As oil yield is the function of seed yield and oil content. In spite of, comparatively less oil content in seeds obtained, the oil yield was found more because of increased seed yield.

Limonene was found to be negatively correlated with carvone, dillapiole, oil content and oil yield during both the years (Table 7).

Parameters Year Limonene
Carvone (%) Dillapiole (%) Oil content
Oil yield
(kg ha-1)
Limonene (%) I year - -0.528 -0.065 -0.240 -0.031
II year - -0.528 -0.066 -0.075 -0.203
Carvone (%) I year - - -0.728* 0.798* 0.670*
II year - - -0.728* 0.442 0.231
Dillapiole (%) I year - - - -0.752* -0.777*
II year - - - -0.405 -0.580*
Oil content (%) I year - - - - 0.890*
II year - - - - 0.513

Table 7: Correlation Between Oil Content, Constituents and Oil Yield Of Fresh Seeds

Carvone was found to be positively correlated with oil content and oil yield during both the years however it was significant only during 1 y. This study is also supported by Yassen and Khalid [29] who observed that as volatile oil improved the some of the main constituents of essential oil in onion were also improved.
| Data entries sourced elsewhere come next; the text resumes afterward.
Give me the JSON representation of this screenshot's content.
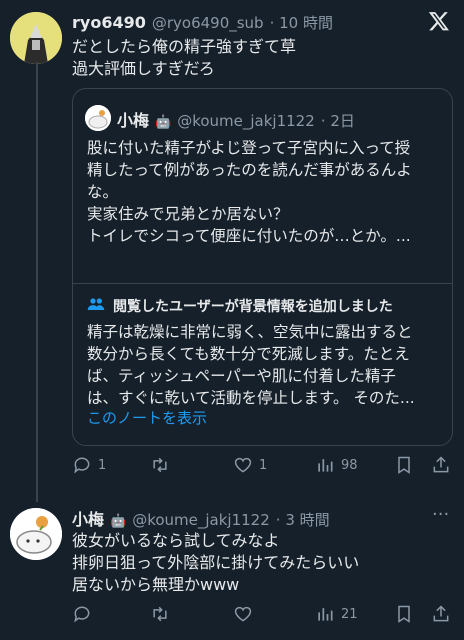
{
  "post1": {
    "name": "ryo6490",
    "handle": "@ryo6490_sub",
    "time": "· 10 時間",
    "text": "だとしたら俺の精子強すぎて草\n過大評価しすぎだろ"
  },
  "quote": {
    "name": "小梅",
    "handle": "@koume_jakj1122",
    "time": "· 2日",
    "text": "股に付いた精子がよじ登って子宮内に入って授\n精したって例があったのを読んだ事があるんよ\nな。\n実家住みで兄弟とか居ない？\nトイレでシコって便座に付いたのが…とか。..."
  },
  "note": {
    "title": "閲覧したユーザーが背景情報を追加しました",
    "text": "精子は乾燥に非常に弱く、空気中に露出すると\n数分から長くても数十分で死滅します。たとえ\nば、ティッシュペーパーや肌に付着した精子\nは、すぐに乾いて活動を停止します。 そのた...",
    "link": "このノートを表示"
  },
  "actions1": {
    "reply": "1",
    "retweet": "",
    "like": "1",
    "views": "98"
  },
  "post2": {
    "name": "小梅",
    "handle": "@koume_jakj1122",
    "time": "· 3 時間",
    "text": "彼女がいるなら試してみなよ\n排卵日狙って外陰部に掛けてみたらいい\n居ないから無理かwww"
  },
  "actions2": {
    "reply": "",
    "retweet": "",
    "like": "",
    "views": "21"
  },
  "colors": {
    "background": "#15202b",
    "text": "#e7e9ea",
    "muted": "#8b98a5",
    "link": "#1d9bf0"
  }
}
Dillapiole was negatively correlated with oil content and oil yield, however, the association was significant between dillapiole and oil content during 1 y and between dillapiole and oil yield during both the years. Oil content and oil yield were positively correlated during both the years, however, it was significant during 1 y.

The quality of dill seed oil is determined by its constituents. Higher carvone and limonene contents and negligible dillapiole content in oil has been reported to be of good quality [30]. Sandermann and Bruns [31] reported that limonene is an intermediate in the biosynthesis of carvone as depicted in fig.1.


Figure 1: Biosynthesis of carvone

The finding of the present study that limonene content was negatively correlated with carvone content was strongly supported by observation of Jana and Shekhawat [32] that carvone increased at the expense of limonene and vice versa (fig. 2).


Figure 2: Enzymatic pathway depicting synthesis of limonene and carvone in seeds of Anethum graveolens

The dillapiole is considered to be toxic to human consumption at more than 5 % in essential oil and thus, quality of essential oil is considered better if dillapiole content in the oil varies between 0 to 5 %.

On the basis of results, it can be concluded that to get enhanced quantity as well quality of essential oil and improved production per unit area of Anethum graveolens L., crop must be irrigated at 100 mm CPE at 6 cm depth depends on rainfall and fertilized with 15-30 t FYM/ha. Also, overall growth and yield attributes had a strong correlation impact on plant biomass production influencing production, productivity and quality of Anethum graveolens L.